WHAT THE TASK ASKS »
Search the data for the word "title" and copy each line that has it.

Segment Start: RAW DATA

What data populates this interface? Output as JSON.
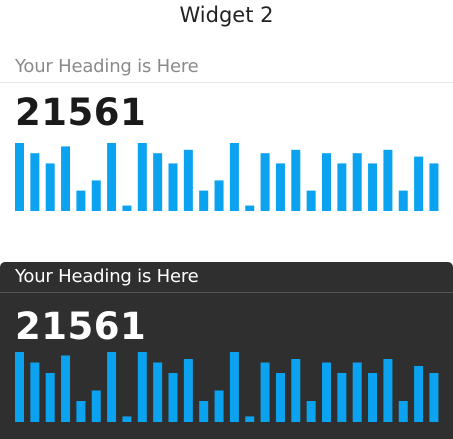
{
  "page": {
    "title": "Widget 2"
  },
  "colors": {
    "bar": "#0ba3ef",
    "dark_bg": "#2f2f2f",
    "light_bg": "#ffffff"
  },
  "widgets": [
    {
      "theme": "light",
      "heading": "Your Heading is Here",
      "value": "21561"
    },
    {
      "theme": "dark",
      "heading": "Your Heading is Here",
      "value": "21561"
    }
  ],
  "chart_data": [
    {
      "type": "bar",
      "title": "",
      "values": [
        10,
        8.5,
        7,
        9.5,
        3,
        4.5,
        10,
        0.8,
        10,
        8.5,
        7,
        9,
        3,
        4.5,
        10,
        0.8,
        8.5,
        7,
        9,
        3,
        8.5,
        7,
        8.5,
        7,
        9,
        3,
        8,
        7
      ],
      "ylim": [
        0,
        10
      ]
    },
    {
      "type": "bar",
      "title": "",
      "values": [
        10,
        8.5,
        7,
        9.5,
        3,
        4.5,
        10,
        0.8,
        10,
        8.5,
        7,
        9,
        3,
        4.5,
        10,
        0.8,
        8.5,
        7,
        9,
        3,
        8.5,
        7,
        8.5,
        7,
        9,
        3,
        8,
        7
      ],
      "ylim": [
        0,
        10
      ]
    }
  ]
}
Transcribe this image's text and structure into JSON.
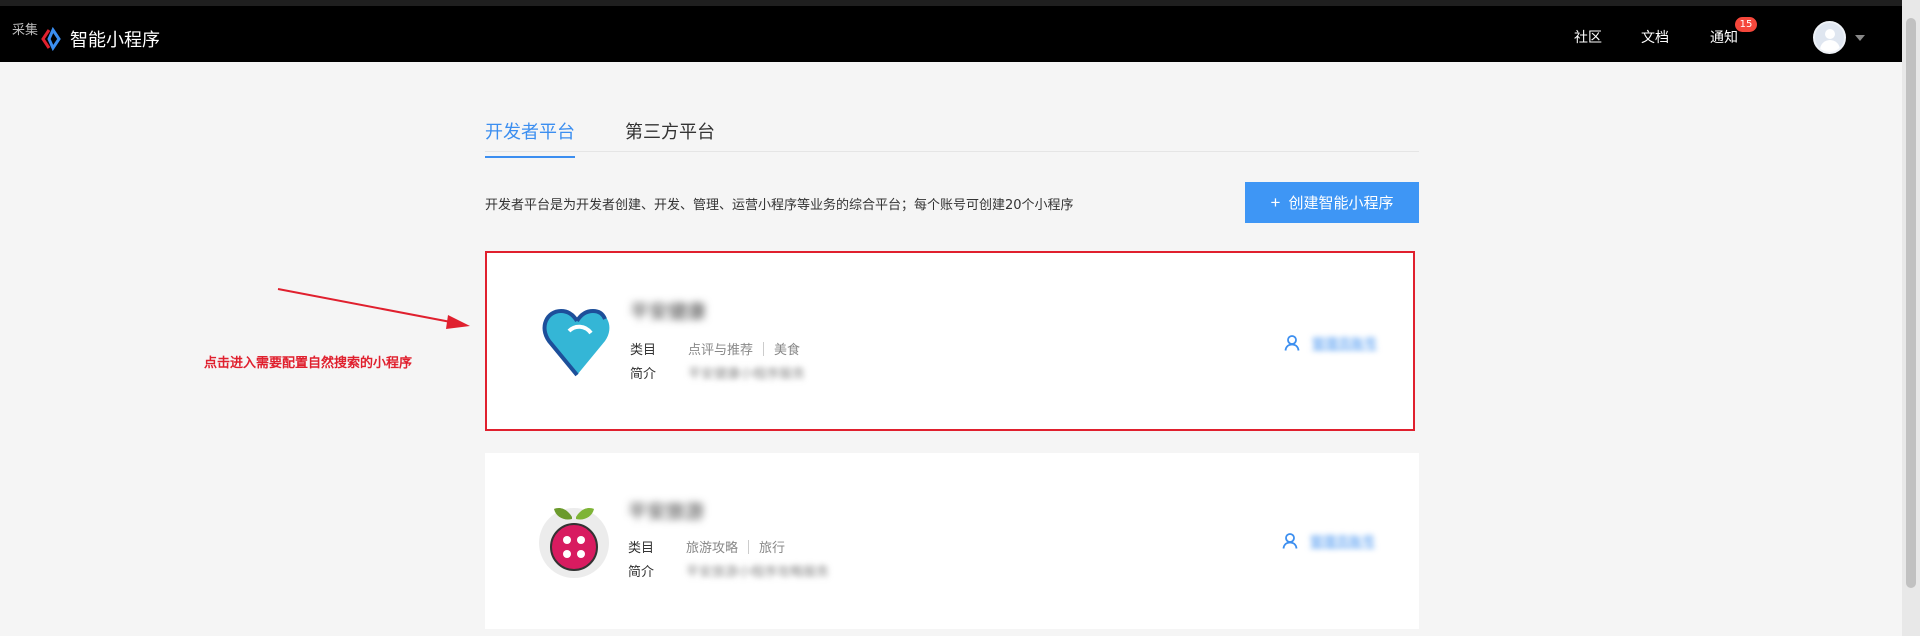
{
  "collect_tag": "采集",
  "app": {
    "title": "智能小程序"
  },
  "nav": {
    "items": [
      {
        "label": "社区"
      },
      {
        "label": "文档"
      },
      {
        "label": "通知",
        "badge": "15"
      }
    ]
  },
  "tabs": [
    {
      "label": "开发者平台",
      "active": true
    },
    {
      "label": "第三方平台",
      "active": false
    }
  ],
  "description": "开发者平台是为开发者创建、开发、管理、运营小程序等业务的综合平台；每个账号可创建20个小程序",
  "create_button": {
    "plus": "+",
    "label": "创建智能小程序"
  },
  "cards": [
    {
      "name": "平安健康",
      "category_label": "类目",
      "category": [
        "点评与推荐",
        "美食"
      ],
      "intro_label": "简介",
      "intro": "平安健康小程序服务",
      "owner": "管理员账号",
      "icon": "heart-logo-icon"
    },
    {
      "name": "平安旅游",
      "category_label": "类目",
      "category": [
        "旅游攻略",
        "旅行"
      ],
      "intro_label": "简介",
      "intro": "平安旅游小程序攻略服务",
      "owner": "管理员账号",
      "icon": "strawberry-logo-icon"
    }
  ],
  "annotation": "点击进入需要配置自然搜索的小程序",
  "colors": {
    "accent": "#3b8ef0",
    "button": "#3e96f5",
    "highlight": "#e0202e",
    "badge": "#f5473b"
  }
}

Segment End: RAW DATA
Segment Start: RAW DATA

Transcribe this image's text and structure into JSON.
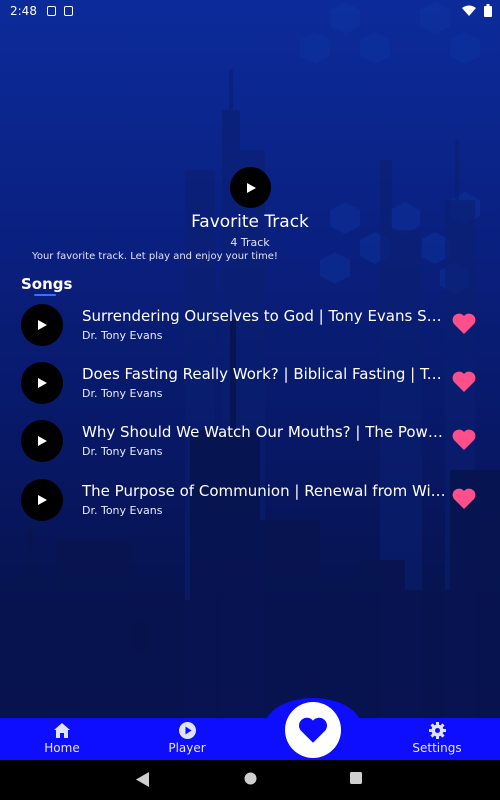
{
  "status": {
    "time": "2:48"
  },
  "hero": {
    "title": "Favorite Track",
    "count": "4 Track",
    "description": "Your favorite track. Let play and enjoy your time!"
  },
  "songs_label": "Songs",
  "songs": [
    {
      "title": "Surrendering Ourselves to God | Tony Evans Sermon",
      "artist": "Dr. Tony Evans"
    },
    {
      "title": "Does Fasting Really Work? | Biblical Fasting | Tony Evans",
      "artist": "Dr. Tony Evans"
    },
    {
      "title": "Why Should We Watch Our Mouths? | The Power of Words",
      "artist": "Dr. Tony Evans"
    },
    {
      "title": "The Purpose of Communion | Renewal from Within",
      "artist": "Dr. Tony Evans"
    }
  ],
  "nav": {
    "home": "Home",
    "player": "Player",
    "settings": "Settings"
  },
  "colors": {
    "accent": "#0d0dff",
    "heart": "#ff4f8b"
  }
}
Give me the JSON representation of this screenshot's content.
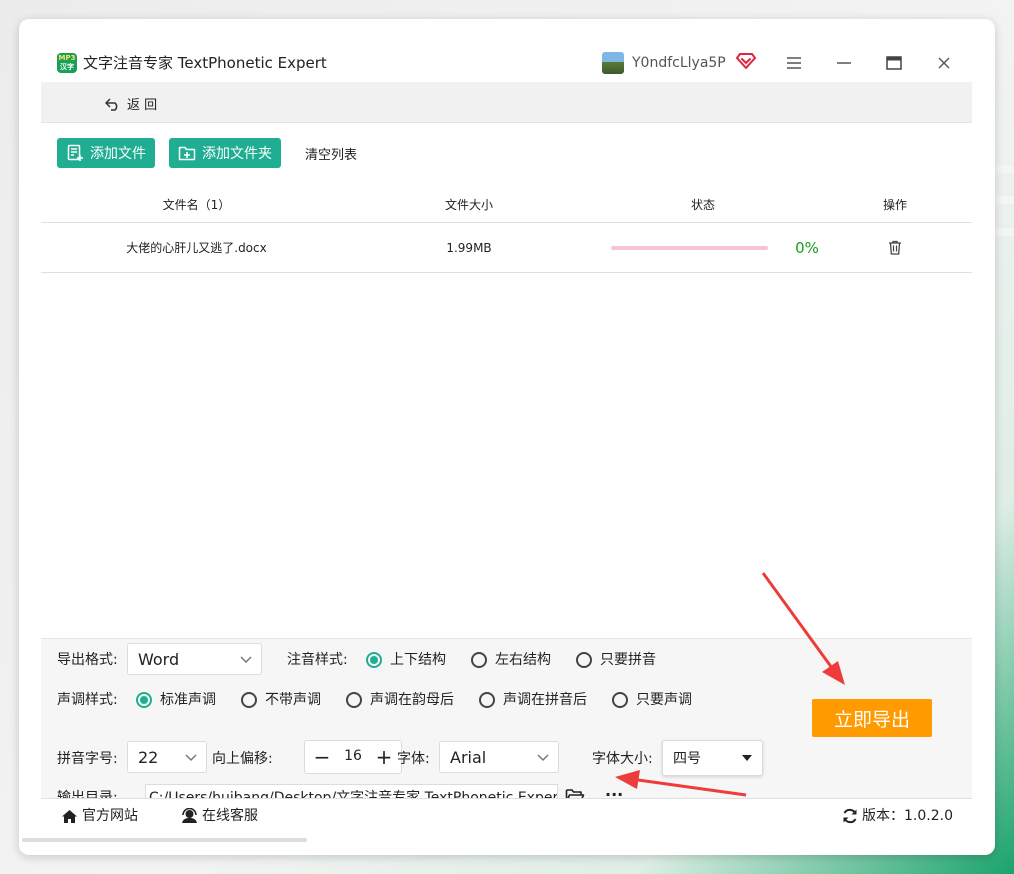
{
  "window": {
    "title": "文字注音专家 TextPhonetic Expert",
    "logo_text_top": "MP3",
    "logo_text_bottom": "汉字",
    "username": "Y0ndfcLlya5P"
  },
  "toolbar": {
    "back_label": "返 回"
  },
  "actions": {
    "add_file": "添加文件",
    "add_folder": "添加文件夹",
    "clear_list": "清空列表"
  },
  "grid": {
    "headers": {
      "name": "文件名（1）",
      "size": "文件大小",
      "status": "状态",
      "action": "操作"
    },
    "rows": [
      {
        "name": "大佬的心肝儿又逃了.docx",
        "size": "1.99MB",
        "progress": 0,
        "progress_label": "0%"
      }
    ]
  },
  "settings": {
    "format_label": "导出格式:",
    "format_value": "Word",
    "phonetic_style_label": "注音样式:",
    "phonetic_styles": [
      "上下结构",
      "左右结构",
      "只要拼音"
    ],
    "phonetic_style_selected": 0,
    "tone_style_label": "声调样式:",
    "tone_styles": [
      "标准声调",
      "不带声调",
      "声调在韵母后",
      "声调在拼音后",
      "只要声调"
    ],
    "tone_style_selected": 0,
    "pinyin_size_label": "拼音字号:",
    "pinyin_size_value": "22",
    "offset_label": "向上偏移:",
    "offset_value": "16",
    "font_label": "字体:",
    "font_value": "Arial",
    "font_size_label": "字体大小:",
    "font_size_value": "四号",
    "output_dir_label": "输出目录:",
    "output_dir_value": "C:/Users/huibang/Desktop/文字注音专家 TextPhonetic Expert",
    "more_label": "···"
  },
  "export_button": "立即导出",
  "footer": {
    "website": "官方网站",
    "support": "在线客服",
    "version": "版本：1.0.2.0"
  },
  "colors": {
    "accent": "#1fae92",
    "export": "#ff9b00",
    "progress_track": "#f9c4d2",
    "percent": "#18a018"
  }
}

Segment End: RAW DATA

ANSWER AREA »
    "title": "Widget 2"
      "title": "",
      "title": "",
    "title": "智能小程序"
    "title": "Favorite Track",
      "title": "Surrendering Ourselves to God | Tony Evans Sermon",
      "title": "Does Fasting Really Work? | Biblical Fasting | Tony Evans",
      "title": "Why Should We Watch Our Mouths? | The Power of Words",
      "title": "The Purpose of Communion | Renewal from Within",
    "title": "文字注音专家 TextPhonetic Expert",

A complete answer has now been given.